A: The abandonment of schools in Berlin is primarily a result of the city’s dynamic history and changing demographics. After World War II, Berlin was divided into East and West, leading to the construction of the Berlin Wall in 1961. This division caused many families to flee from East Berlin to West Berlin, leaving numerous schools in the eastern part of the city underutilized. The fall of the Berlin Wall in 1989 and the subsequent reunification of Germany led to further population shifts, as families from East Germany moved to West Germany in search of better opportunities. As a result, many schools in the eastern part of the city were no longer needed and were closed down.
Additionally, Berlin experienced a significant population decline in the 1990s and early 2000s, which further contributed to the closure of schools. The city’s population has been slowly rebounding since then, but many of these abandoned schools remain unused, as the city has focused on modernizing existing schools and building new ones to accommodate the growing population.
Q: What is the current state of these abandoned schools?
A: Many of Berlin’s abandoned schools are in various states of disrepair, with some showing signs of vandalism and graffiti. Some have been repurposed for other uses, such as art studios or temporary shelters for refugees during the height of the refugee crisis in 2015. Others are used as locations for underground parties, urban exploration, or even film sets. However, the majority of these schools remain unused and neglected, slowly being reclaimed by nature as vegetation grows inside and around the buildings.
Q: Are there any plans to revitalize these abandoned schools?
A: There have been several proposals and initiatives to repurpose these abandoned schools, but progress has been slow due to the complexities of ownership, funding, and zoning regulations.
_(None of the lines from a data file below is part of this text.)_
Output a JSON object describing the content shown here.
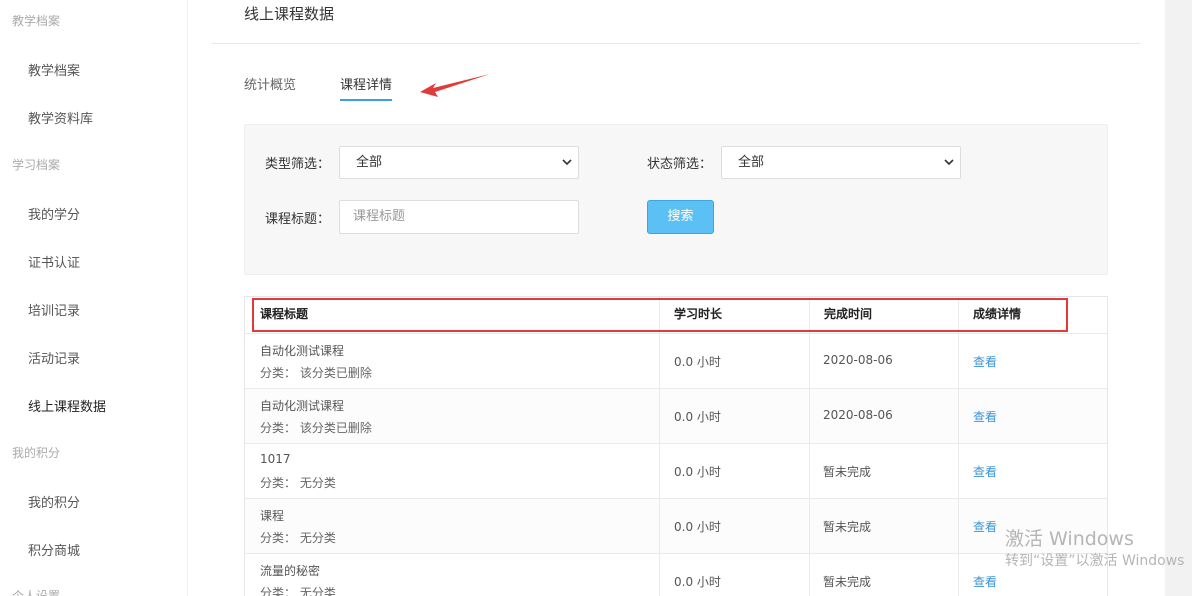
{
  "sidebar": {
    "groups": [
      {
        "label": "教学档案",
        "items": [
          "教学档案",
          "教学资料库"
        ]
      },
      {
        "label": "学习档案",
        "items": [
          "我的学分",
          "证书认证",
          "培训记录",
          "活动记录",
          "线上课程数据"
        ]
      },
      {
        "label": "我的积分",
        "items": [
          "我的积分",
          "积分商城"
        ]
      },
      {
        "label": "个人设置",
        "items": []
      }
    ],
    "active_item": "线上课程数据"
  },
  "main": {
    "title": "线上课程数据",
    "tabs": [
      {
        "label": "统计概览",
        "active": false
      },
      {
        "label": "课程详情",
        "active": true
      }
    ],
    "filters": {
      "type_label": "类型筛选：",
      "type_value": "全部",
      "status_label": "状态筛选：",
      "status_value": "全部",
      "title_label": "课程标题：",
      "title_placeholder": "课程标题",
      "search_button": "搜索"
    },
    "table": {
      "columns": [
        "课程标题",
        "学习时长",
        "完成时间",
        "成绩详情"
      ],
      "rows": [
        {
          "title": "自动化测试课程",
          "category": "分类：  该分类已删除",
          "duration": "0.0 小时",
          "completed": "2020-08-06",
          "action": "查看"
        },
        {
          "title": "自动化测试课程",
          "category": "分类：  该分类已删除",
          "duration": "0.0 小时",
          "completed": "2020-08-06",
          "action": "查看"
        },
        {
          "title": "1017",
          "category": "分类：  无分类",
          "duration": "0.0 小时",
          "completed": "暂未完成",
          "action": "查看"
        },
        {
          "title": "课程",
          "category": "分类：  无分类",
          "duration": "0.0 小时",
          "completed": "暂未完成",
          "action": "查看"
        },
        {
          "title": "流量的秘密",
          "category": "分类：  无分类",
          "duration": "0.0 小时",
          "completed": "暂未完成",
          "action": "查看"
        }
      ]
    }
  },
  "watermark": {
    "line1": "激活 Windows",
    "line2": "转到“设置”以激活 Windows"
  },
  "colors": {
    "accent": "#3aa0e6",
    "button": "#5bc0f3",
    "link": "#3a94d8",
    "annotation_red": "#e23a3a"
  }
}
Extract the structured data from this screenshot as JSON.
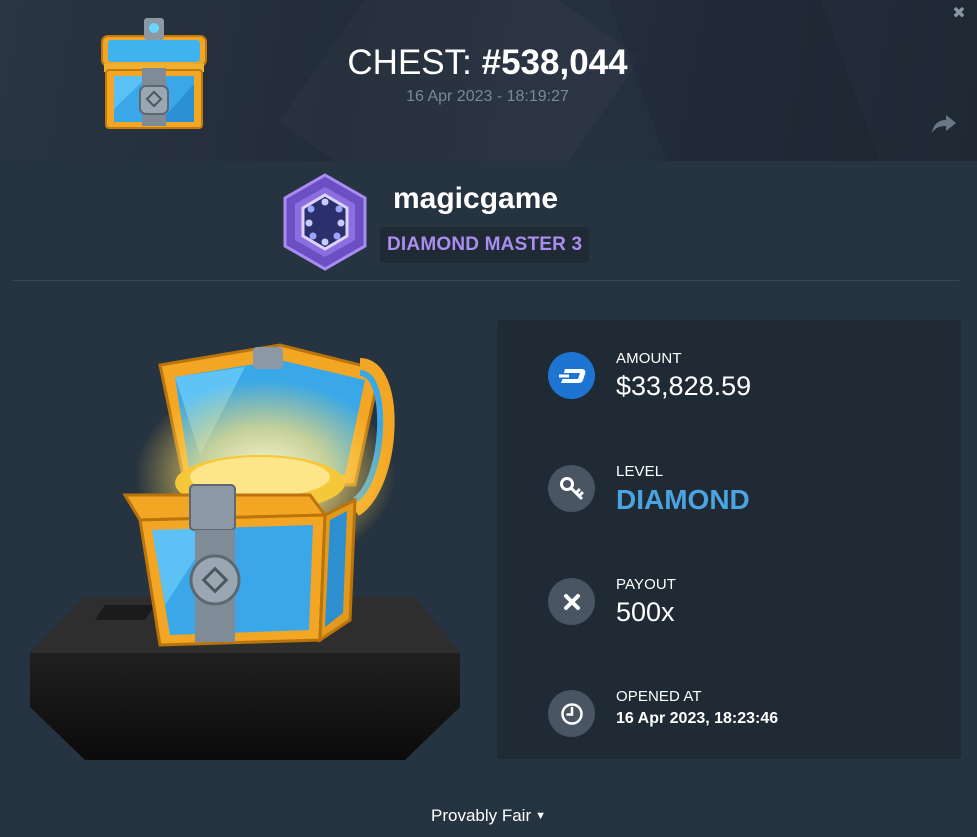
{
  "header": {
    "title_prefix": "CHEST:",
    "chest_number": "#538,044",
    "created_at": "16 Apr 2023 - 18:19:27"
  },
  "user": {
    "name": "magicgame",
    "rank": "DIAMOND MASTER 3"
  },
  "details": {
    "amount_label": "AMOUNT",
    "amount_value": "$33,828.59",
    "level_label": "LEVEL",
    "level_value": "DIAMOND",
    "payout_label": "PAYOUT",
    "payout_value": "500x",
    "opened_label": "OPENED AT",
    "opened_value": "16 Apr 2023, 18:23:46"
  },
  "footer": {
    "provably_fair": "Provably Fair"
  },
  "colors": {
    "background": "#263340",
    "panel": "#1f2a35",
    "rank_text": "#a98ef0",
    "level_text": "#4ba3e0",
    "dash_blue": "#1e74d2"
  },
  "icons": {
    "close": "close-icon",
    "share": "share-icon",
    "amount": "dash-coin-icon",
    "level": "key-icon",
    "payout": "multiply-icon",
    "opened": "clock-icon",
    "caret": "caret-down-icon"
  }
}
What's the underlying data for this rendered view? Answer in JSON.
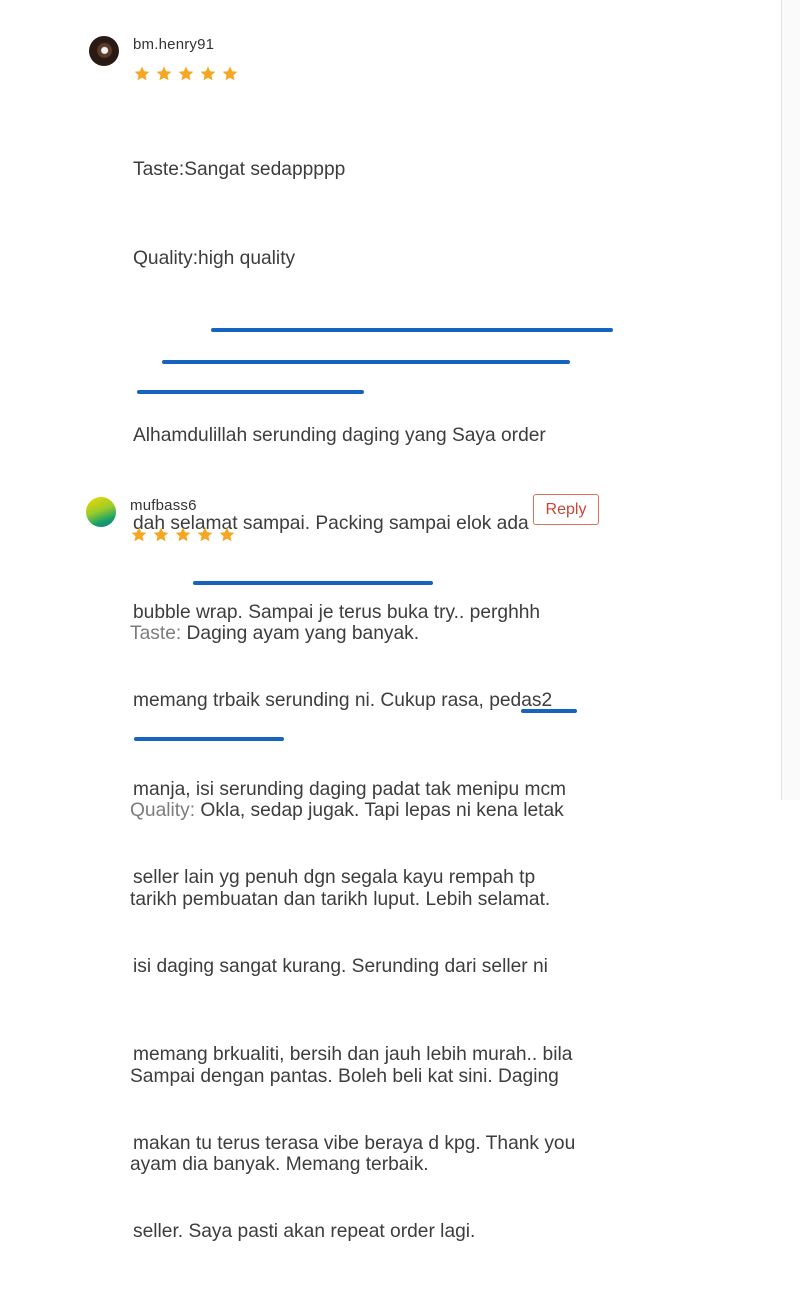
{
  "reviews": [
    {
      "username": "bm.henry91",
      "rating": 5,
      "lines": [
        "Taste:Sangat sedappppp",
        "Quality:high quality",
        "",
        "Alhamdulillah serunding daging yang Saya order",
        "dah selamat sampai. Packing sampai elok ada",
        "bubble wrap. Sampai je terus buka try.. perghhh",
        "memang trbaik serunding ni. Cukup rasa, pedas2",
        "manja, isi serunding daging padat tak menipu mcm",
        "seller lain yg penuh dgn segala kayu rempah tp",
        "isi daging sangat kurang. Serunding dari seller ni",
        "memang brkualiti, bersih dan jauh lebih murah.. bila",
        "makan tu terus terasa vibe beraya d kpg. Thank you",
        "seller. Saya pasti akan repeat order lagi."
      ]
    },
    {
      "username": "mufbass6",
      "rating": 5,
      "reply_label": "Reply",
      "taste_label": "Taste:",
      "taste_value": "Daging ayam yang banyak.",
      "quality_label": "Quality:",
      "quality_value_line1": "Okla, sedap jugak. Tapi lepas ni kena letak",
      "quality_value_line2": "tarikh pembuatan dan tarikh luput. Lebih selamat.",
      "body_line1": "Sampai dengan pantas. Boleh beli kat sini. Daging",
      "body_line2": "ayam dia banyak. Memang terbaik."
    }
  ],
  "colors": {
    "star": "#f5a623",
    "highlight": "#1565c0",
    "reply": "#c4473a"
  },
  "icons": [
    "star-icon"
  ]
}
Some schools have been transformed into cultural and creative spaces, such as the Kunstquartier Bethanien, which was once a hospital and now houses art studios, galleries, and nonprofit organizations. Another example is the Holzmarkt, a former school that has been converted into a vibrant cultural and creative hub with restaurants, workshops, and event spaces. These success stories show the potential for revitalizing abandoned schools, but many still remain untouched due to financial and bureaucratic hurdles.
Q: Are there any famous abandoned schools in Berlin that attract tourists?
A: While abandoned schools may not be on the top of most tourists’ must-see lists, there are a few that have gained notoriety among urban explorers and those interested in Berlin’s unique history. One such example is the Georg-von-Giesche-Schule in the district of Schöneberg, which was built in the early 20th century and abandoned in the 1990s. The school’s striking architecture and eerie atmosphere have made it a popular destination for urban explorers and photographers. Another well-known abandoned school is the Kinderkrankenhaus Weißensee, a former children’s hospital and school that has been abandoned for more than two decades. With its crumbling walls, graffiti, and overgrown vegetation, it has become a symbol of Berlin’s past and an interesting destination for those looking to explore the city’s hidden corners.
Q: Can you share a funny anecdote or joke related to Berlin’s abandoned schools?
A: Sure! Here’s a little joke for you: Why did the ghost decide to attend an abandoned school in Berlin? Because it was dying to get an education in history! On a more serious note, it’s fascinating to think about the many stories and memories that are held within the walls of these abandoned schools, and the potential they have to be transformed into vibrant, creative spaces that contribute to Berlin’s unique charm and character.